Given records:
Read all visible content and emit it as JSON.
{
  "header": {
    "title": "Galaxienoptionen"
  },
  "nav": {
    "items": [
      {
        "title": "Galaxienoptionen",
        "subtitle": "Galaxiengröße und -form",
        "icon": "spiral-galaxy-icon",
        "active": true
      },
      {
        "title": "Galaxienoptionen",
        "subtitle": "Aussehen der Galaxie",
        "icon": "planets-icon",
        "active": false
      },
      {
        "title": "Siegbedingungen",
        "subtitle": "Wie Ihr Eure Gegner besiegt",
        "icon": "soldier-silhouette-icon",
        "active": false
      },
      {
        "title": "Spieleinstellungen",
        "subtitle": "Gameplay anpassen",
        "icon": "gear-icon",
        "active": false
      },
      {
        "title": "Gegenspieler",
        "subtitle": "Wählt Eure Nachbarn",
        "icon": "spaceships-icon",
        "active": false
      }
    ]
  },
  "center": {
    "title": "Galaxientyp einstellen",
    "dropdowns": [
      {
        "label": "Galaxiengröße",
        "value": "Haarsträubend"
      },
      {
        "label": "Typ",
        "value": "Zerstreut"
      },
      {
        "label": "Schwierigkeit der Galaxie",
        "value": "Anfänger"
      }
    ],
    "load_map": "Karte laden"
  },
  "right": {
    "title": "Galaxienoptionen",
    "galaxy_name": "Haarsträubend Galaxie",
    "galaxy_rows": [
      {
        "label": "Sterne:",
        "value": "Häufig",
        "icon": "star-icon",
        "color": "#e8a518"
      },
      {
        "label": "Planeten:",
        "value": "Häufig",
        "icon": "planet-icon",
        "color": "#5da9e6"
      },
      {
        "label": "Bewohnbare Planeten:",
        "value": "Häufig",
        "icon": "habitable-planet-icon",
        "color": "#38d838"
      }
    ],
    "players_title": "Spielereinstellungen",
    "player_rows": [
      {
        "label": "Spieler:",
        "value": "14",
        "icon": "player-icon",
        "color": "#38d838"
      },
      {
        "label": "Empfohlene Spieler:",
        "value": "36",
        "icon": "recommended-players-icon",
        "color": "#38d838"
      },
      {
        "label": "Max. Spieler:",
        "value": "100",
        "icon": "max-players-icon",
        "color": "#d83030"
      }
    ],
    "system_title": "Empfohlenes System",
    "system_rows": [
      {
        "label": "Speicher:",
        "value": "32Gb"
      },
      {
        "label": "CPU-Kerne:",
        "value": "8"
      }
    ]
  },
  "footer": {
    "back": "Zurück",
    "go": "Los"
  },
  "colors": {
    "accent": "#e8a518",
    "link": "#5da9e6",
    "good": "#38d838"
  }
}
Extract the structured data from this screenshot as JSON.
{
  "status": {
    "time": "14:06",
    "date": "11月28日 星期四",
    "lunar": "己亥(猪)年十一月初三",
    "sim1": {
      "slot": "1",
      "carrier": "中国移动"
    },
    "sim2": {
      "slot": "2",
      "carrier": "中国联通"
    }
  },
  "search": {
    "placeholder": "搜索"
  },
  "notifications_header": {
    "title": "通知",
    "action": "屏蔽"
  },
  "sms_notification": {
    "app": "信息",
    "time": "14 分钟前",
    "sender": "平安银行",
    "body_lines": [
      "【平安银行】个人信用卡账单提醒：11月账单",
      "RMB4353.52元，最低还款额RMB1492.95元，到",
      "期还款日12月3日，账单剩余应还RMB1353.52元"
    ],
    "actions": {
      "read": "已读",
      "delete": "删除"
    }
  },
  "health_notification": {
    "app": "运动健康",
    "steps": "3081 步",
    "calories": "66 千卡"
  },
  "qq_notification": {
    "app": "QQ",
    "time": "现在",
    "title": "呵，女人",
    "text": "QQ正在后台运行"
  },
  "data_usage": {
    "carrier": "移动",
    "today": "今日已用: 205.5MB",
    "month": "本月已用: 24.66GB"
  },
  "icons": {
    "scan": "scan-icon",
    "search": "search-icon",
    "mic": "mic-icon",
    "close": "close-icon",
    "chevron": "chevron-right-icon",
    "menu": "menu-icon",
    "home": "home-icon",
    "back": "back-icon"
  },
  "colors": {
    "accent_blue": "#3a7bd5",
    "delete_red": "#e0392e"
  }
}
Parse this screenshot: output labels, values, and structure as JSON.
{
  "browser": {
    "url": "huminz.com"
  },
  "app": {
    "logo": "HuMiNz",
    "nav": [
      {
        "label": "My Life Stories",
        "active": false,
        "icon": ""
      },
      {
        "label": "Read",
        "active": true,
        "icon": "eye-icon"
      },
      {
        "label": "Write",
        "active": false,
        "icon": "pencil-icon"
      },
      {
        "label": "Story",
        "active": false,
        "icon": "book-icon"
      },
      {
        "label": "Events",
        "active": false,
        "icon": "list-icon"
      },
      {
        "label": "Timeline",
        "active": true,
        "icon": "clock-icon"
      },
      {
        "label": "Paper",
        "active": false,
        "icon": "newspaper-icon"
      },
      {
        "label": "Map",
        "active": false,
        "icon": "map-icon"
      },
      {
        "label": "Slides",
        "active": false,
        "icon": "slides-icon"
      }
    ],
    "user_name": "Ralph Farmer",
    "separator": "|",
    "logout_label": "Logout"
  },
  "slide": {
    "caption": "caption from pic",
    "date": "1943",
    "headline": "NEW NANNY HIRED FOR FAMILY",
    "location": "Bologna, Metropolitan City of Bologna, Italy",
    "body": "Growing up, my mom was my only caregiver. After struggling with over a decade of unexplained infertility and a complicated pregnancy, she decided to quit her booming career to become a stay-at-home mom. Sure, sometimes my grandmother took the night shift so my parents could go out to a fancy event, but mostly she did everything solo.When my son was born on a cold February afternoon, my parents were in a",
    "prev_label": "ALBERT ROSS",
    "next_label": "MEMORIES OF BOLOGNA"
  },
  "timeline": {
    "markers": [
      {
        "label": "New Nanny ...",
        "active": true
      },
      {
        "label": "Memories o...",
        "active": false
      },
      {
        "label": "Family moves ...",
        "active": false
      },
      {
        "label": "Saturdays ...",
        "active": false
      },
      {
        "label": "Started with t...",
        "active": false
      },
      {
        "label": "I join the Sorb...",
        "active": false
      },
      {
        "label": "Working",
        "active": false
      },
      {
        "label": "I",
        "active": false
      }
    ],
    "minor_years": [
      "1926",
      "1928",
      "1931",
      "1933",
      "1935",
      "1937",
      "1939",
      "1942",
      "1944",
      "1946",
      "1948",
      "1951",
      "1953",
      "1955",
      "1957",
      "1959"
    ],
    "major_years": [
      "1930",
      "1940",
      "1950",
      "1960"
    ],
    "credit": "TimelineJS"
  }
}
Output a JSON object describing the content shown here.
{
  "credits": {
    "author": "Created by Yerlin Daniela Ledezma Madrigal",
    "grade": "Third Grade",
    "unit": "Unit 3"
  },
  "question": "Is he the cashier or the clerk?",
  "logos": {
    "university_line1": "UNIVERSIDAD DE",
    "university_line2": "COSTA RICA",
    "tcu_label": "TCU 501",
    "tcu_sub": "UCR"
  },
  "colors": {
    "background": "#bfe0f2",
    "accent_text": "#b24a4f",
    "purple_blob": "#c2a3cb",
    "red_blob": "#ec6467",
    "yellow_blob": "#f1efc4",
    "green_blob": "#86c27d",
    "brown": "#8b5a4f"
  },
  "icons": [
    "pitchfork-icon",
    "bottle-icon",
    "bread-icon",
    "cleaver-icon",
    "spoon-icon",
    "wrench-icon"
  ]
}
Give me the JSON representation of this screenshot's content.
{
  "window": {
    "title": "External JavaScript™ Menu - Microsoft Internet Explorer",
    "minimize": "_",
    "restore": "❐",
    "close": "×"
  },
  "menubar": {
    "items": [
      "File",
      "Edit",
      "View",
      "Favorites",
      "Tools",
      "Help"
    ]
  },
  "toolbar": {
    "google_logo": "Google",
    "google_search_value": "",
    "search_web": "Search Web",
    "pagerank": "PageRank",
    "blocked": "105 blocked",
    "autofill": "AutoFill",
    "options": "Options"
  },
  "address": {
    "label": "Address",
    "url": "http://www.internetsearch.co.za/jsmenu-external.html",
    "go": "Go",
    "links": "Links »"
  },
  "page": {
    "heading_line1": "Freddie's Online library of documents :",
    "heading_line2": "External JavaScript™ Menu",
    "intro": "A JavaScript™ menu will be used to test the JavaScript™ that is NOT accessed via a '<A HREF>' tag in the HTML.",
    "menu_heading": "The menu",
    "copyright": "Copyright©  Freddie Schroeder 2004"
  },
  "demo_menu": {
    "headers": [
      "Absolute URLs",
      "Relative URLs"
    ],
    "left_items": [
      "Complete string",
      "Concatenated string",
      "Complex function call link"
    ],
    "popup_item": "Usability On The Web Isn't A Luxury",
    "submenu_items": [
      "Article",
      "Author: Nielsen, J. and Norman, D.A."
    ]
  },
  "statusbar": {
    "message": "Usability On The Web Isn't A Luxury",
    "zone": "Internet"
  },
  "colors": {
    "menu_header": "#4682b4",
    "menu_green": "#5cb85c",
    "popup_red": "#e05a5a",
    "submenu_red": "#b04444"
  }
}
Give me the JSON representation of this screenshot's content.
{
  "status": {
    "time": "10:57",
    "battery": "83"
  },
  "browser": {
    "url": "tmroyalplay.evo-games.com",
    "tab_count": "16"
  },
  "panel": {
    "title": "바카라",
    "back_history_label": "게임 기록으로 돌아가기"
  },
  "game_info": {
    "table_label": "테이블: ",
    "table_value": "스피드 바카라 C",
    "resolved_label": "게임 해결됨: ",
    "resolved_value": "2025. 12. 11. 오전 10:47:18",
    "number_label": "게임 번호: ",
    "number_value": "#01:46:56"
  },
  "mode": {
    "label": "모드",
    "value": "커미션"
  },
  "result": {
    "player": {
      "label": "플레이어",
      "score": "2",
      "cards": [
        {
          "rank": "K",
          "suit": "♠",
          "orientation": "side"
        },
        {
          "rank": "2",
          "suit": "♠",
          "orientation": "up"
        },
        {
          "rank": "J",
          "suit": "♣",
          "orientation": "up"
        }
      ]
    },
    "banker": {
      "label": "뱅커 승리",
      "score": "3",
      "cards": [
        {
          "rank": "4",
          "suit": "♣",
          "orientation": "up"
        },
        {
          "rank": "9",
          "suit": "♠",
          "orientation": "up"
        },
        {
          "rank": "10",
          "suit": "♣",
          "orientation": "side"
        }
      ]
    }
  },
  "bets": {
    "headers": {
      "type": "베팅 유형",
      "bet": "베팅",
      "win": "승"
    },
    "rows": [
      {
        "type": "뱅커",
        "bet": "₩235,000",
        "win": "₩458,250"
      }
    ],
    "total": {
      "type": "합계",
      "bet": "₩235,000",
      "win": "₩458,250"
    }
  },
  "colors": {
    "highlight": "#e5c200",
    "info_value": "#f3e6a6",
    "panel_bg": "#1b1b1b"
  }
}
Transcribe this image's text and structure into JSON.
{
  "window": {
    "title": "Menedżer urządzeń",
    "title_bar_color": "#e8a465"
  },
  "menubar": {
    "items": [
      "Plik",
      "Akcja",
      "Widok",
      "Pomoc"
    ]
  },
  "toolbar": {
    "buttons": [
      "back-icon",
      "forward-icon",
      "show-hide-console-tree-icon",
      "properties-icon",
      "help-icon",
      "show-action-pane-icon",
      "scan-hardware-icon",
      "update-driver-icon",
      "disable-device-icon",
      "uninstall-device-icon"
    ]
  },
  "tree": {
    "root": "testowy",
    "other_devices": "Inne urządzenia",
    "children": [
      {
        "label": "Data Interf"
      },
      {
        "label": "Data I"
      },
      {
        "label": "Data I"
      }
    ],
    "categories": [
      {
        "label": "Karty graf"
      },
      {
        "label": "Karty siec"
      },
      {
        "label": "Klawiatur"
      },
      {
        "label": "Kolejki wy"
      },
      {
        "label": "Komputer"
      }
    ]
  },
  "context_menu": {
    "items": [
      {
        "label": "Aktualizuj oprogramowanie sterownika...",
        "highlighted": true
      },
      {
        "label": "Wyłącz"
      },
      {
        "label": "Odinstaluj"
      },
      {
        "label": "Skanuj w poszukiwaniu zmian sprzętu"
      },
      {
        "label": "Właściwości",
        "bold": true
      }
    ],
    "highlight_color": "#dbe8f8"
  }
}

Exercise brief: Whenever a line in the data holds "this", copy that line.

Result:
Extract the structured data from this screenshot as JSON.
Parse this screenshot: output labels, values, and structure as JSON.
Give me the JSON representation of this screenshot's content.
Give me the JSON representation of this screenshot's content.
Transcribe this image's text and structure into JSON.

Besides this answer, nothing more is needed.